▶ [Work task]
Gather up every line from the entries below that uses the word "paper".

===== Provided information =====

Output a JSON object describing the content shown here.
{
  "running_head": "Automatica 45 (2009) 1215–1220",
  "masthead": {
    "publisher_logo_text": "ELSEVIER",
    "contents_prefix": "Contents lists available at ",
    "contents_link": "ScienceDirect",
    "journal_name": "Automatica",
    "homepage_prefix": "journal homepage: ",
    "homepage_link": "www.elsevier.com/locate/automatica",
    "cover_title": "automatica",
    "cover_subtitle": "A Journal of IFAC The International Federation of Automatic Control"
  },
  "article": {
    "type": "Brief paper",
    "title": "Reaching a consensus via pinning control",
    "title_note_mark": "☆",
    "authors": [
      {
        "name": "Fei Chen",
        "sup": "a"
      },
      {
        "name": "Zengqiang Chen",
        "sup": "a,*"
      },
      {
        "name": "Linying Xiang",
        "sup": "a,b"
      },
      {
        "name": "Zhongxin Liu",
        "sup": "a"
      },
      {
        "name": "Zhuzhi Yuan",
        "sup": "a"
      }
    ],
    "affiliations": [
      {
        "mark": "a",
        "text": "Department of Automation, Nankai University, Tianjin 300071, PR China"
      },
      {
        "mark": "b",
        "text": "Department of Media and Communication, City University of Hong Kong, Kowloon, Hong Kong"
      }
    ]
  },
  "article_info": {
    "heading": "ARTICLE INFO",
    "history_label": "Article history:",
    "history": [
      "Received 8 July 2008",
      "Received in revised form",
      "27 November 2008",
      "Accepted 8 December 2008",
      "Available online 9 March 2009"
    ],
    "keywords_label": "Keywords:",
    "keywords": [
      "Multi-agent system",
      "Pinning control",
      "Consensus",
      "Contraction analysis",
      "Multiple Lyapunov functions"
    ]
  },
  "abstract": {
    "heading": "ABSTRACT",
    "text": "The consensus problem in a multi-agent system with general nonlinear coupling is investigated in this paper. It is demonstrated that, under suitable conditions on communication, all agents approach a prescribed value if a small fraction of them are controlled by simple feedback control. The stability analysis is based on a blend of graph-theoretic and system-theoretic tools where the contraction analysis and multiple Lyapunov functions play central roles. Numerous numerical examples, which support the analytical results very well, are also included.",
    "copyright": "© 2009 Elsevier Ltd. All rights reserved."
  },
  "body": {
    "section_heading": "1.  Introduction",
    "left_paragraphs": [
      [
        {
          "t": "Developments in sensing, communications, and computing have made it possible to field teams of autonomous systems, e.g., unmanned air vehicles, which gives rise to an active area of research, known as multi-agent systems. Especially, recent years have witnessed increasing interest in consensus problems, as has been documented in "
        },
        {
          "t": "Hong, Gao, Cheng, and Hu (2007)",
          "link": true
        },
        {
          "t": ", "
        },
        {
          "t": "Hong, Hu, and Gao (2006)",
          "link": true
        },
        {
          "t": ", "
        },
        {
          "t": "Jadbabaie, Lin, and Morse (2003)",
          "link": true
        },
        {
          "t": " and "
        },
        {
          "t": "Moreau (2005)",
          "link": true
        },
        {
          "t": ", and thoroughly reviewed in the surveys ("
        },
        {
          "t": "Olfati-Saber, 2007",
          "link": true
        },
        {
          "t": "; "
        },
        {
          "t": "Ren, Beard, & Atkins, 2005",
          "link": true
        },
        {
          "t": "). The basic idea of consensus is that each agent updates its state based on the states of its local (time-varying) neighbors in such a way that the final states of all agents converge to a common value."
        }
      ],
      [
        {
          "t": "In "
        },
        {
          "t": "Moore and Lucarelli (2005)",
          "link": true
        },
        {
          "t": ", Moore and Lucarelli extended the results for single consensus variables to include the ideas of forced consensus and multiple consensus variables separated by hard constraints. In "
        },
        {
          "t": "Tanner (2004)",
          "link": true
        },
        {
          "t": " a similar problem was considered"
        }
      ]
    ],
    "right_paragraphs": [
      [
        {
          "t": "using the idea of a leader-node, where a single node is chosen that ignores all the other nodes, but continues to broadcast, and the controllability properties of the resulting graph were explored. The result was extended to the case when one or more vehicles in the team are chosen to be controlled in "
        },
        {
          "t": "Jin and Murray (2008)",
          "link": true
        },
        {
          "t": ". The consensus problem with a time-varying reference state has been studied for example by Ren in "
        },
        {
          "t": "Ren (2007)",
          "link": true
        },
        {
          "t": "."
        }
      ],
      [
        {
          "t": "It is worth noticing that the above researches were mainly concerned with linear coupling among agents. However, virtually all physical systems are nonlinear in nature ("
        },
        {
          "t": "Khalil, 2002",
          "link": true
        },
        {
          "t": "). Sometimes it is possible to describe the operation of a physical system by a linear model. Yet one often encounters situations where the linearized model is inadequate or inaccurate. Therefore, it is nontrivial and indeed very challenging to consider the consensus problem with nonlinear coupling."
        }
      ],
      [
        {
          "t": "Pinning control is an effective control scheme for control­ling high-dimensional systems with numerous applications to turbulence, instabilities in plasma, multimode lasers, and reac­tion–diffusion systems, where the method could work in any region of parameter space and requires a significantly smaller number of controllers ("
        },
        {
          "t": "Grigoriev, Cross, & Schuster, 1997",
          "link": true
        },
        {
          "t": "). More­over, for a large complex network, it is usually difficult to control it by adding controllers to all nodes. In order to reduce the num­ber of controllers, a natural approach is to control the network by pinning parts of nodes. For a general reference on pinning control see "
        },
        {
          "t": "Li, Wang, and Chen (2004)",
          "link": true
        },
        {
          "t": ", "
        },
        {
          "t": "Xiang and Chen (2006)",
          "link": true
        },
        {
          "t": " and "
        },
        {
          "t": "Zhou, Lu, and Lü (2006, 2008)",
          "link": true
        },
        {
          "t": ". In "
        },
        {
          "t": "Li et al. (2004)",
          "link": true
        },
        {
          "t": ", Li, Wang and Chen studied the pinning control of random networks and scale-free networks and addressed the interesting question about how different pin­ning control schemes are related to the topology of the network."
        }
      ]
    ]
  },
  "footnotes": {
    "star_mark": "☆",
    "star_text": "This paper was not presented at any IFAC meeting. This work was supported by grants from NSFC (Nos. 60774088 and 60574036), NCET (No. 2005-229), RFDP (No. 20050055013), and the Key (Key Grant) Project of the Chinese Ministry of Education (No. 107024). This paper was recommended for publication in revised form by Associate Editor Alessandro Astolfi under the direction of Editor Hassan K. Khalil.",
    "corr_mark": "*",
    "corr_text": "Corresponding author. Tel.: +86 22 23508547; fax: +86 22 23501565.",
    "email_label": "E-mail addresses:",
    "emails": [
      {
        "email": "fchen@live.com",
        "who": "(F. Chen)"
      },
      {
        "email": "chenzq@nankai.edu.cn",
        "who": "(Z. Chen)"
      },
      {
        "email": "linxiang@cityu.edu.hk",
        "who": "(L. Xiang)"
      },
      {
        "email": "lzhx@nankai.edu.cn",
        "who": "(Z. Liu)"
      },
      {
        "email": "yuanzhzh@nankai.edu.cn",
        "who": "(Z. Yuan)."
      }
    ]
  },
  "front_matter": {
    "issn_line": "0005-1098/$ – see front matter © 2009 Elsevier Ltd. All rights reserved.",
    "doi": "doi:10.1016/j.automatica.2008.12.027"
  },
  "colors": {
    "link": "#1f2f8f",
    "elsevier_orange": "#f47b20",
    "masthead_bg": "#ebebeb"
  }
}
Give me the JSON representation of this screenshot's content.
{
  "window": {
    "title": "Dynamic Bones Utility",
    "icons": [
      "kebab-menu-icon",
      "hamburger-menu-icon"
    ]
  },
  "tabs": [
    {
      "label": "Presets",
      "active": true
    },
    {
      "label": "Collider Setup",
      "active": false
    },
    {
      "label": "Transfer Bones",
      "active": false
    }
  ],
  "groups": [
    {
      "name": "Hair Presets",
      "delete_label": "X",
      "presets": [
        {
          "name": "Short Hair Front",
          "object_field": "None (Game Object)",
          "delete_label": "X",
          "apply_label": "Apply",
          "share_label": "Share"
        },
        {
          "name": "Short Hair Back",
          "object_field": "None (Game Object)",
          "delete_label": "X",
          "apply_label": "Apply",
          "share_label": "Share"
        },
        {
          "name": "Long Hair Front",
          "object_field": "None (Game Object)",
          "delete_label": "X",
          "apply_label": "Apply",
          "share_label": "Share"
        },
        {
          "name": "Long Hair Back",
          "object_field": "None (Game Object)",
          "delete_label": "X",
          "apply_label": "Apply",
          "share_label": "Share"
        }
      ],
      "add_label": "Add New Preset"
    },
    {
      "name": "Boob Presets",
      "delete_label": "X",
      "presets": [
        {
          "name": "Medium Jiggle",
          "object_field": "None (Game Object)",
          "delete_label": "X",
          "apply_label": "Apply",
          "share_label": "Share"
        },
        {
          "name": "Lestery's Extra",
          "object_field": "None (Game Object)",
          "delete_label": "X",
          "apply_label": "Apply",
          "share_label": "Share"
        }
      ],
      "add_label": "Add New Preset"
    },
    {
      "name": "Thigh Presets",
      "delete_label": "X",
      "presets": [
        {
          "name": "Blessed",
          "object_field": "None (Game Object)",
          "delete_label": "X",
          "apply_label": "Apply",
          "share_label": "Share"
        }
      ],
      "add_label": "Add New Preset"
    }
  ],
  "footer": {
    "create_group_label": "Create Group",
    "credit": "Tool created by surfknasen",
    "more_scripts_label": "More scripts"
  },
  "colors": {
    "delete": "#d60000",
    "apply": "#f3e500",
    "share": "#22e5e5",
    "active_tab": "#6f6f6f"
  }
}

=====

▶ [Response]
    "type": "Brief paper",
    "text": "The consensus problem in a multi-agent system with general nonlinear coupling is investigated in this paper. It is demonstrated that, under suitable conditions on communication, all agents approach a prescribed value if a small fraction of them are controlled by simple feedback control. The stability analysis is based on a blend of graph-theoretic and system-theoretic tools where the contraction analysis and multiple Lyapunov functions play central roles. Numerous numerical examples, which support the analytical results very well, are also included.",
    "star_text": "This paper was not presented at any IFAC meeting. This work was supported by grants from NSFC (Nos. 60774088 and 60574036), NCET (No. 2005-229), RFDP (No. 20050055013), and the Key (Key Grant) Project of the Chinese Ministry of Education (No. 107024). This paper was recommended for publication in revised form by Associate Editor Alessandro Astolfi under the direction of Editor Hassan K. Khalil.",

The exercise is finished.